Customer centricity, or customer obsession, is the idea that the customer should be at the center of everything your organization does. It requires constant listening, testing and tuning of the customer experience to deliver the most seamless and personalized experience possible.
And while this might sound a little, well, obsessive — the fact is that 81% of companies are now citing CX as their top competitive differentiator. At the same time, most organizations struggle with effective CX delivery, which is usually the result of siloed and disjointed approaches to customer care. Customer obsession can sound extreme, but it could actually be the level of focus your organization requires to deliver the superior experiences your customers demand.
MAKE IT SOMEONE’S RESPONSIBILITY
A little over 30% of companies do not have someone responsible for overseeing all customer experiences. Customer experiences cross most parts of your organization — from marketing and sales to account management and your contact center. And, in many cases, it’s likely that these departments aren’t constantly communicating with one another about the customer experience. In order to deliver the kind of customer experience that puts your customer at the center of everything, you need to have someone overseeing the customer journey from start to end, to understand where the roadblocks might be and fix them before they become frustration points for your customer.

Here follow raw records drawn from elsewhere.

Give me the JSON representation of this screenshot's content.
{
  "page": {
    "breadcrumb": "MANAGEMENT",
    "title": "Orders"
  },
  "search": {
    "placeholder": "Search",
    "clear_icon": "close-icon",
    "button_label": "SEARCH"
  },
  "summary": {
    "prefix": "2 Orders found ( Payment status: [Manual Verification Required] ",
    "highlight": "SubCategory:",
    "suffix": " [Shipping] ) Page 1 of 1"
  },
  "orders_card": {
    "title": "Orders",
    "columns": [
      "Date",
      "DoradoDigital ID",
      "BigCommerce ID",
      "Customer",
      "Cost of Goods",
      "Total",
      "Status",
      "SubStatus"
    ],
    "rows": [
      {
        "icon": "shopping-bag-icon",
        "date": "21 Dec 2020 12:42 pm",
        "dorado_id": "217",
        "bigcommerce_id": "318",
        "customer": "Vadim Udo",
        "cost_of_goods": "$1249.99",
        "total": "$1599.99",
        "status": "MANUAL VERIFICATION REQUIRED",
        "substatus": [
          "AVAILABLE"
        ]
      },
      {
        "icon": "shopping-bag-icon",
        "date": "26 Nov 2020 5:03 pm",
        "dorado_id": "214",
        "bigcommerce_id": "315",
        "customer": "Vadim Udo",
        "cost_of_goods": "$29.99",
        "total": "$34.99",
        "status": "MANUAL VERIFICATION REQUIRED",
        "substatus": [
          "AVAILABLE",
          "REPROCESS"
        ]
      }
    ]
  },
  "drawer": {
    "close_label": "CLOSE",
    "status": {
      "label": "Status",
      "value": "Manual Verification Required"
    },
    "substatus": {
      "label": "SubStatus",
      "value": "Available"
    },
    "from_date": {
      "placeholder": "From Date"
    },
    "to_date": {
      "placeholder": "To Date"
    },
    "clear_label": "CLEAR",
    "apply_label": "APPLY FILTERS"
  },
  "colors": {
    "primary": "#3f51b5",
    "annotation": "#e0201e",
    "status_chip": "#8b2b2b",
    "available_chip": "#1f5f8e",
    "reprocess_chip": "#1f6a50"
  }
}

STREAMLINE YOUR CHANNELS
The growth of digital customer service channels has companies scrambling to set up new contact methods such as chat and mobile applications. The problem, however, is that siloed approaches to new channels most often hurt, rather than help, the customer experience. For 58% of companies, CX channels are still being managed in silos and for 42% channel data is not actively shared between teams.
It’s tempting to want to be on every channel at every time — because your customers are busy and constantly on-the-go. But if your channels don’t work properly or provide a seamless and efficient experience, they will just frustrate your customers. Focus instead on the channels that are most important for your customers.
Recentering your organization to put the customer at the crux of everything you do is no small undertaking, but in today’s customer-obsessed environment it might just be a necessary one.